▶ _Exercise materials_
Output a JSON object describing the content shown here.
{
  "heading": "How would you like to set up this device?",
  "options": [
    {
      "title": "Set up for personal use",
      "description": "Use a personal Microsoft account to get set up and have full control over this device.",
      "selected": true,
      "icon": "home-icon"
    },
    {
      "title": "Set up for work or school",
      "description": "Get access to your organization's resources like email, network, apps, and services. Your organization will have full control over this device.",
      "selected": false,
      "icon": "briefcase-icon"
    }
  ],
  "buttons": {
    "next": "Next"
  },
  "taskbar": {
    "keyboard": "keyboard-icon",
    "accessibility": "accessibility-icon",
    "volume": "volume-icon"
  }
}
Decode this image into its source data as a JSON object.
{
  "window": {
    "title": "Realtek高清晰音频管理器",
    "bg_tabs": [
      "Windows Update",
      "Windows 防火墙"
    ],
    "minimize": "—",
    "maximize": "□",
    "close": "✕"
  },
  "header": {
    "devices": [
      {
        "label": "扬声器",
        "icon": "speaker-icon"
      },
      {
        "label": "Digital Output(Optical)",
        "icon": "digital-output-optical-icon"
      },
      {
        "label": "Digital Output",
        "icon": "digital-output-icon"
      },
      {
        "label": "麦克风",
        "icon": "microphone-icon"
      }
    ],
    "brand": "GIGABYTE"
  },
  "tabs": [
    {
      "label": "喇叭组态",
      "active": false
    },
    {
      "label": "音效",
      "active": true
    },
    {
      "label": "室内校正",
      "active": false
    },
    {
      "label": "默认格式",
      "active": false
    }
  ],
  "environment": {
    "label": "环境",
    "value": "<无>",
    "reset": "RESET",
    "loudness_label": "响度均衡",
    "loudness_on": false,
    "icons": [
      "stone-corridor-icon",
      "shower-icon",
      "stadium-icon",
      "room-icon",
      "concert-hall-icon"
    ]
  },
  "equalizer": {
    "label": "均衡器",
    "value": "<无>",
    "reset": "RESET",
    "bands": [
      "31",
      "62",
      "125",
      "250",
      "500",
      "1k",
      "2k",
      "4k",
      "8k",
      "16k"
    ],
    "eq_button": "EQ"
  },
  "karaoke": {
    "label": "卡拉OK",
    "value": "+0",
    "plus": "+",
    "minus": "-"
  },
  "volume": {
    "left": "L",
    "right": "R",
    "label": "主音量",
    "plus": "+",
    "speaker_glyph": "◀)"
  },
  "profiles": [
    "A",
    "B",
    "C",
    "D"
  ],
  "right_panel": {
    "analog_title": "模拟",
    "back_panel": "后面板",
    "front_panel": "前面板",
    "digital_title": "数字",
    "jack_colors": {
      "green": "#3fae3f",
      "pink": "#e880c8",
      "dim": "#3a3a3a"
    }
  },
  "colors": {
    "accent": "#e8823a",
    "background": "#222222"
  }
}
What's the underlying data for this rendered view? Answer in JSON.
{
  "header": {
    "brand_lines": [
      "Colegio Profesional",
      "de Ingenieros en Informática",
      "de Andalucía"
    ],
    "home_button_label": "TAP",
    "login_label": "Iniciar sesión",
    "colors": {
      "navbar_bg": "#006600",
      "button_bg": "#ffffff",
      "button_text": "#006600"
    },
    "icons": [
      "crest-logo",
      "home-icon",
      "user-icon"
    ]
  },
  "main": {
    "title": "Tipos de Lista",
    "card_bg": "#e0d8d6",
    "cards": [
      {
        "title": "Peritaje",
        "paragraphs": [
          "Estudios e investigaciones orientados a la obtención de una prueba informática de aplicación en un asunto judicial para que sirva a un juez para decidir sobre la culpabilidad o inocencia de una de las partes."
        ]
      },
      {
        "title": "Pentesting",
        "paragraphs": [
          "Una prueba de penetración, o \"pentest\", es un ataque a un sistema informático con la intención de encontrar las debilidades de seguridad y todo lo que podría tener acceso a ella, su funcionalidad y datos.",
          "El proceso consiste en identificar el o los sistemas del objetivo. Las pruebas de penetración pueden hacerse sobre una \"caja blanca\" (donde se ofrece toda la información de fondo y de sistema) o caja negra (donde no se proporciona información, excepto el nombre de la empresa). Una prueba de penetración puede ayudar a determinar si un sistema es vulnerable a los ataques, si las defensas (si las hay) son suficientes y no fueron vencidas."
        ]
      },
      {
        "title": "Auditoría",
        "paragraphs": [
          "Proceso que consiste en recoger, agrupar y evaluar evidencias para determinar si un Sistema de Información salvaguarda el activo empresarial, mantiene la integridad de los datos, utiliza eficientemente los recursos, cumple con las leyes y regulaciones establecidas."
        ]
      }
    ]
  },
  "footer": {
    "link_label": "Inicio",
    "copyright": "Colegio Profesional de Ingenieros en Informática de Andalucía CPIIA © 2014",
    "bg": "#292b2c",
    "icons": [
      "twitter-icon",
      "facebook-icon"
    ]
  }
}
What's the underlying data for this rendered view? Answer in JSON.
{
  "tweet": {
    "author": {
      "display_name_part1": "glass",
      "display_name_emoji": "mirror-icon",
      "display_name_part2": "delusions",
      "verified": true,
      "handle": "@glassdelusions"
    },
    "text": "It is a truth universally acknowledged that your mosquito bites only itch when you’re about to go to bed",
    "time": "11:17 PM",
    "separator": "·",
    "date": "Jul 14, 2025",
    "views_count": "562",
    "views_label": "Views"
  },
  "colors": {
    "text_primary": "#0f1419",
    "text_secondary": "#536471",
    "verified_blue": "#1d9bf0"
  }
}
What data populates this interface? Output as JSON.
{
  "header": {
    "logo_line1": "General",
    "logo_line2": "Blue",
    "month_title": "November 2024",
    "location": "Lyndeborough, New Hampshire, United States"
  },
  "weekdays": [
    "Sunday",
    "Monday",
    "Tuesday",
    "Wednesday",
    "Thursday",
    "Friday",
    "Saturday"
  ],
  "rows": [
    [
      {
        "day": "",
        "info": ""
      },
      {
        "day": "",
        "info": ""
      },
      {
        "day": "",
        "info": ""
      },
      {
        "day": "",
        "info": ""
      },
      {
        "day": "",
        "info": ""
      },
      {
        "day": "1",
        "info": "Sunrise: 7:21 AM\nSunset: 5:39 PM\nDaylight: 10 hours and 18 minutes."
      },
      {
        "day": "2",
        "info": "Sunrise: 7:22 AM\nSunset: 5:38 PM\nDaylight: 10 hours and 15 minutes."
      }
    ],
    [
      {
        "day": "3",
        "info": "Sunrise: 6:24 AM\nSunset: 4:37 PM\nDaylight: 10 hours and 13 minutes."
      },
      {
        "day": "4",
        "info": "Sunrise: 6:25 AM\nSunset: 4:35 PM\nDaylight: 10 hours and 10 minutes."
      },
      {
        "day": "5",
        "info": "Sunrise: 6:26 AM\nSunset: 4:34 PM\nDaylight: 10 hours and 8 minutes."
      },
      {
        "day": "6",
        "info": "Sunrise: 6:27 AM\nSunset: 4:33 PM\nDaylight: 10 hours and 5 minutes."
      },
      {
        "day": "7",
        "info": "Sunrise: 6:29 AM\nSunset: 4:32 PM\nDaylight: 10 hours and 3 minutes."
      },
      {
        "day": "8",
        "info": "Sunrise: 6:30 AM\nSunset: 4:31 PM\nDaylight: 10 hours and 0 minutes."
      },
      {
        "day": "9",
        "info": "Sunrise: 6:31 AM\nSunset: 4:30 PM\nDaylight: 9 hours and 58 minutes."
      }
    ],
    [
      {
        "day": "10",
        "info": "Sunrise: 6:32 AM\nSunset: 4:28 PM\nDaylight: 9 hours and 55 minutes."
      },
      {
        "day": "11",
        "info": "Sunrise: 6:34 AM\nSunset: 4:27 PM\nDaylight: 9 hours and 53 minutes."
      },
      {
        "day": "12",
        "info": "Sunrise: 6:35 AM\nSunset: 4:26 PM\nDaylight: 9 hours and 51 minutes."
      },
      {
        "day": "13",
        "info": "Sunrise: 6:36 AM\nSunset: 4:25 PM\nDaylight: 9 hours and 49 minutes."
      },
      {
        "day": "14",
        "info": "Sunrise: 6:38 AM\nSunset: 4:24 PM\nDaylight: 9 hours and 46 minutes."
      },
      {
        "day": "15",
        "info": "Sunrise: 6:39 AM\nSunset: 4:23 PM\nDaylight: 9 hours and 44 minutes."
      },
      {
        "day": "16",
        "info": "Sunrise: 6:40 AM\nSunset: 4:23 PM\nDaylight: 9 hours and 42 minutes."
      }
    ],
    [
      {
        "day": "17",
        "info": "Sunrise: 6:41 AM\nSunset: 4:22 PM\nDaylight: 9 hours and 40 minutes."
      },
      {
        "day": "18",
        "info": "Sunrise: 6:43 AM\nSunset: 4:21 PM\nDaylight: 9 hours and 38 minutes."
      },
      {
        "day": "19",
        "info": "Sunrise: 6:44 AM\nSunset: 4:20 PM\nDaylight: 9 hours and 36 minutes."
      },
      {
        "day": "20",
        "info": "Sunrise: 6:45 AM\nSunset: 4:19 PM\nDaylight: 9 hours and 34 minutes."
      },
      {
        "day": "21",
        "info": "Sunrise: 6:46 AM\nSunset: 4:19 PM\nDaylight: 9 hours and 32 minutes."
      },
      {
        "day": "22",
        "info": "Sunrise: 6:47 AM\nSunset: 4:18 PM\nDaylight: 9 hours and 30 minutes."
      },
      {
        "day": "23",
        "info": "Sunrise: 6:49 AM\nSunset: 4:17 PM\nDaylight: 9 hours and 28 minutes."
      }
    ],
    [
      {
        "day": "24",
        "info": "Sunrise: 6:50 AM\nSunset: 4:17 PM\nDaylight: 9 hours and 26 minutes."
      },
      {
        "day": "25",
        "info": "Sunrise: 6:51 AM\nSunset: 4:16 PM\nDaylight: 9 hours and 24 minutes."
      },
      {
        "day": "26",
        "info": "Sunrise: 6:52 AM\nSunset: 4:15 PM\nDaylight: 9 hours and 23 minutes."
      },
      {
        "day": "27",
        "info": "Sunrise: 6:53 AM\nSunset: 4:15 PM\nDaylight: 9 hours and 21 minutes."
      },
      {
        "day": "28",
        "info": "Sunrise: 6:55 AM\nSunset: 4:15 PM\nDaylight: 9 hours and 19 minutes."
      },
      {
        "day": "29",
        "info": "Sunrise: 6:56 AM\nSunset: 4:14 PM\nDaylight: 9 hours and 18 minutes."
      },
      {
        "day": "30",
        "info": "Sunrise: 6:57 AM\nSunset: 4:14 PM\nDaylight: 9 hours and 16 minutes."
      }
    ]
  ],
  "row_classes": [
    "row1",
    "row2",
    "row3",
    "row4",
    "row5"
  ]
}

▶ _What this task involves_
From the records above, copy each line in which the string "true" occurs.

▶ _Response area_
      "selected": true,
      "active": true
      "verified": true,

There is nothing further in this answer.